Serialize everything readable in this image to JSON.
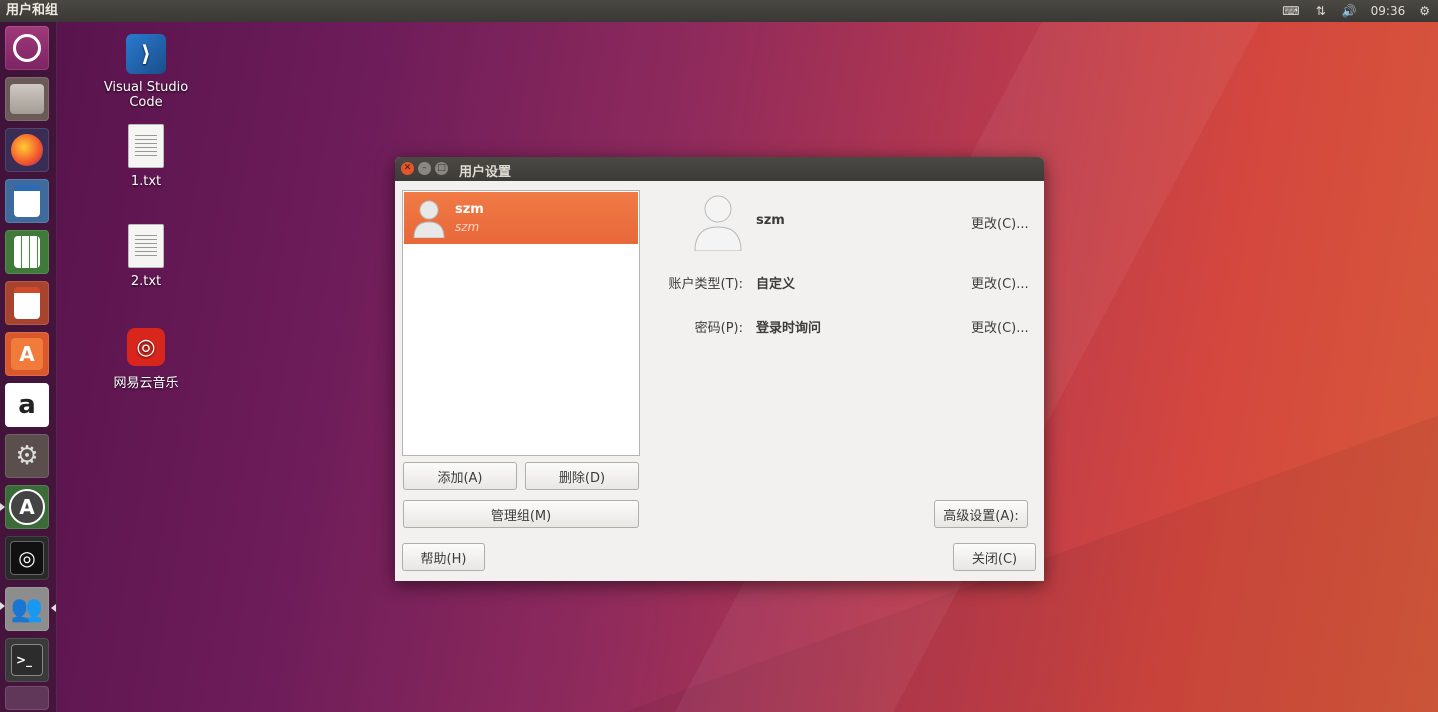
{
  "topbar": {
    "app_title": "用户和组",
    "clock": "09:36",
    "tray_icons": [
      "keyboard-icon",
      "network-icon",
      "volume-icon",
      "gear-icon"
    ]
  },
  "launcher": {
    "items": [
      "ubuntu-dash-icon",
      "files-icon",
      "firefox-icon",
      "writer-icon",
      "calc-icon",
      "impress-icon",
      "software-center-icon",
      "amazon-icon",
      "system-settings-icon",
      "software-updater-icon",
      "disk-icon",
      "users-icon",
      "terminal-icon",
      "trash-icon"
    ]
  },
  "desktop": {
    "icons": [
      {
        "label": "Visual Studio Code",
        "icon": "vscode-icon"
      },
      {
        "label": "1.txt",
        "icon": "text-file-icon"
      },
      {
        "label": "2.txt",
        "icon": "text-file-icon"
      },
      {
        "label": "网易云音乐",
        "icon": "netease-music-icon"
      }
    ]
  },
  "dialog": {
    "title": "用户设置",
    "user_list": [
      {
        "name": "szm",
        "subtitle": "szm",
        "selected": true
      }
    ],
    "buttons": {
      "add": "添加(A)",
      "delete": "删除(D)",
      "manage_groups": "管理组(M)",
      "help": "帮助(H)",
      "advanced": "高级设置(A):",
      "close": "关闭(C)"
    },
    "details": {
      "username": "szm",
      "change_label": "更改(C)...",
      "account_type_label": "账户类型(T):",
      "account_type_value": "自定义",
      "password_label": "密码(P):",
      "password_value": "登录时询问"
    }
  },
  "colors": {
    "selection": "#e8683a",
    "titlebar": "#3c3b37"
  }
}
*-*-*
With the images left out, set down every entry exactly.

Serialize everything readable in this image to JSON.
{
  "topbar": {
    "app_title": "用户和组",
    "clock": "09:36",
    "tray_icons": [
      "keyboard-icon",
      "network-icon",
      "volume-icon",
      "gear-icon"
    ]
  },
  "launcher": {
    "items": [
      "ubuntu-dash-icon",
      "files-icon",
      "firefox-icon",
      "writer-icon",
      "calc-icon",
      "impress-icon",
      "software-center-icon",
      "amazon-icon",
      "system-settings-icon",
      "software-updater-icon",
      "disk-icon",
      "users-icon",
      "terminal-icon",
      "trash-icon"
    ]
  },
  "desktop": {
    "icons": [
      {
        "label": "Visual Studio Code",
        "icon": "vscode-icon"
      },
      {
        "label": "1.txt",
        "icon": "text-file-icon"
      },
      {
        "label": "2.txt",
        "icon": "text-file-icon"
      },
      {
        "label": "网易云音乐",
        "icon": "netease-music-icon"
      }
    ]
  },
  "dialog": {
    "title": "用户设置",
    "user_list": [
      {
        "name": "szm",
        "subtitle": "szm",
        "selected": true
      }
    ],
    "buttons": {
      "add": "添加(A)",
      "delete": "删除(D)",
      "manage_groups": "管理组(M)",
      "help": "帮助(H)",
      "advanced": "高级设置(A):",
      "close": "关闭(C)"
    },
    "details": {
      "username": "szm",
      "change_label": "更改(C)...",
      "account_type_label": "账户类型(T):",
      "account_type_value": "自定义",
      "password_label": "密码(P):",
      "password_value": "登录时询问"
    }
  },
  "colors": {
    "selection": "#e8683a",
    "titlebar": "#3c3b37"
  }
}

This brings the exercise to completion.